2021 marks the 40th year since the first AIDS cases were reported in the U.S. Decades later, HIV/AIDS continues to be an epidemic with complex characteristics. The spread is fueled and complicated by misinformation and lack of information about the remarkable progress science and medicine have made to make HIV not only preventable, but when treated properly, untransmittable.
People living with HIV continue to experience stigma, and stigma thrives in silence. Stories and voices of people living with HIV are not prioritized regularly to humanize the epidemic, reduce stigma around it, and illustrate how HIV is preventable. Their stories must be told to show how people with HIV lead long and healthy lives, and cannot sexually transmit HIV when on proper treatment.

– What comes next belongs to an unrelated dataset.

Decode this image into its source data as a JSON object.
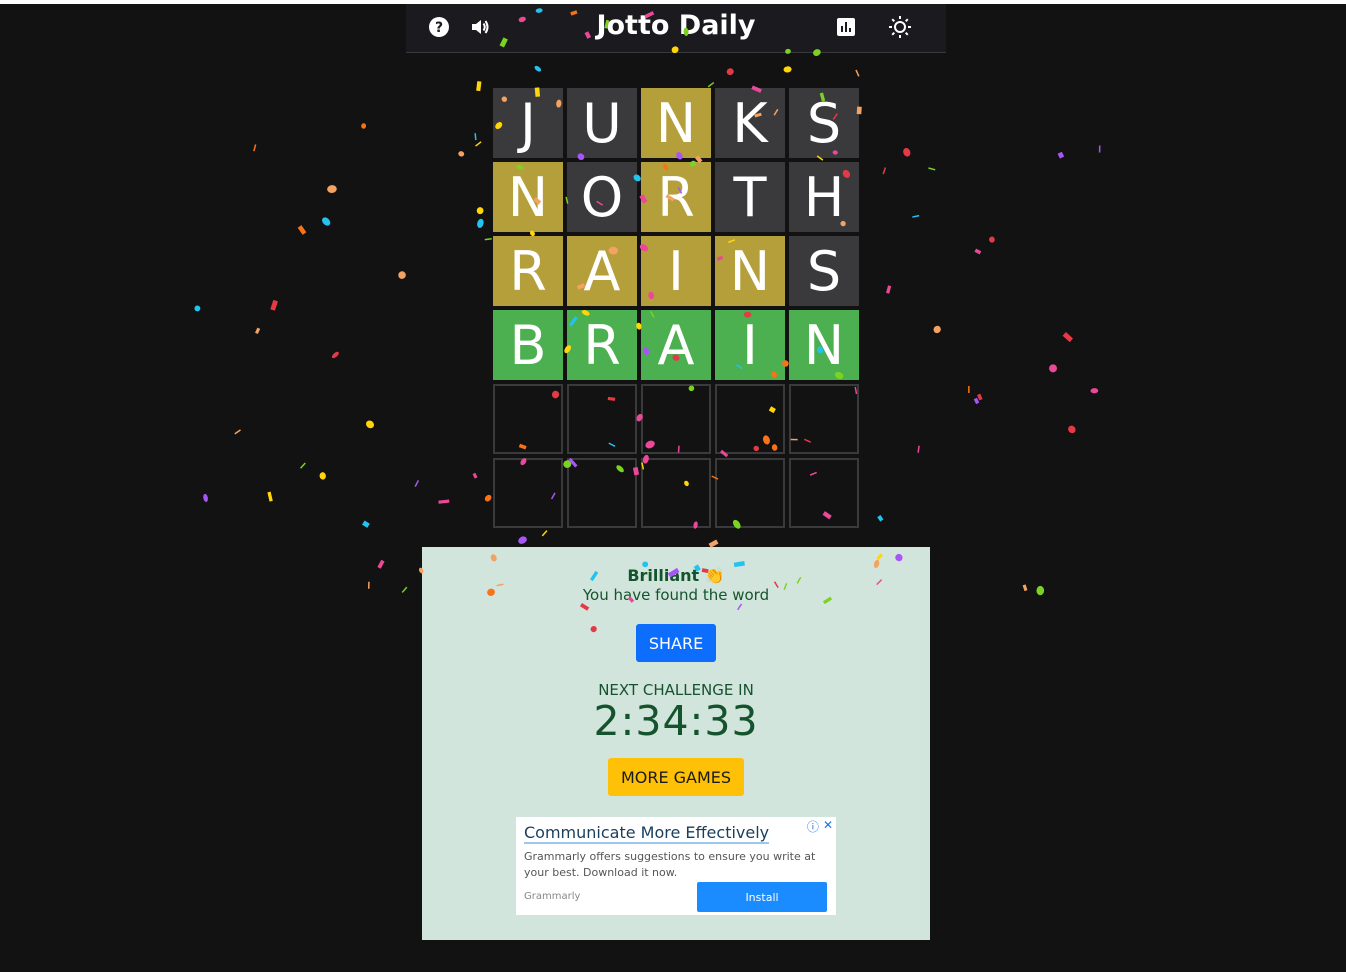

Groundbreaking biomedical advances in HIV care and prevention have transformed the epidemic, yet HIV stigma remains, often in nuanced ways. GLAAD’s 2021 “Where We Are On TV” report found that stories about living with HIV/AIDS decreased in scripted entertainment programming over the last year, as did the number of characters living with HIV or AIDS, dropping from 9 to 3. The only characters living with HIV appeared on FX’s Pose, framing a much bigger issue around lack of visibility, stigma and media responsibility. When Pose aired its final episode earlier this year, the number of TV characters living with HIV dropped to zero. In our report, GLAAD is calling on the TV industry to introduce three new regular or recurring LGBTQ characters living with HIV each year.

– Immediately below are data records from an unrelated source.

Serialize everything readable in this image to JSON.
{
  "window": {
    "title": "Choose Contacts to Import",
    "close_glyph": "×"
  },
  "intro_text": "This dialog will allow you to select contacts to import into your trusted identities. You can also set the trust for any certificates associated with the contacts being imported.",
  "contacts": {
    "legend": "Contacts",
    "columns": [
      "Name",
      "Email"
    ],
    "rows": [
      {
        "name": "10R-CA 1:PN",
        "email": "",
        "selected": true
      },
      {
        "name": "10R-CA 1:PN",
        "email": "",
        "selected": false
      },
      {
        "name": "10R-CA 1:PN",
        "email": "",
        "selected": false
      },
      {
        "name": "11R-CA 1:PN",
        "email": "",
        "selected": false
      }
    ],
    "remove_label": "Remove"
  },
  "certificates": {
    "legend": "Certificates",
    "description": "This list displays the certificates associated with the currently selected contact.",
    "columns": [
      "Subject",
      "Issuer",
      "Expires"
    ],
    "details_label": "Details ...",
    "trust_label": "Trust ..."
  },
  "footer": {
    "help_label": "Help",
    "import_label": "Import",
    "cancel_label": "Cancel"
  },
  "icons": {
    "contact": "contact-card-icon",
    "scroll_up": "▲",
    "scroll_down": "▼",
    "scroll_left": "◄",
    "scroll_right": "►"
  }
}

The 2021 State of HIV Stigma Study is a national survey in partnership with the Gilead COMPASS Initiative measuring American attitudes toward HIV and people living with HIV. In this report, we also systematically review the history of HIV stigma in the media to document the current state of research and offer recommendations for media to increase and improve coverage of HIV and people living with HIV. This report also offers strategies from leaders in HIV education and treatment for defeating stigma in all areas of society.
GLAAD was created on November 14, 1985, by journalists and writers determined to hold the media accountable for grossly defamatory and inaccurate media coverage of HIV and its earliest patients.
Over 35 years later, GLAAD has transformed into a dynamic LGBTQ media advocacy organization with an outsized role in accelerating acceptance for all members of the LGBTQ community and other marginalized groups. Advocating for people living with HIV remains a core tenet of GLAAD’s purpose. Educating media professionals, fighting stigma and pushing for 100% acceptance for those living with HIV will always be a critical centerpiece of GLAAD’s work.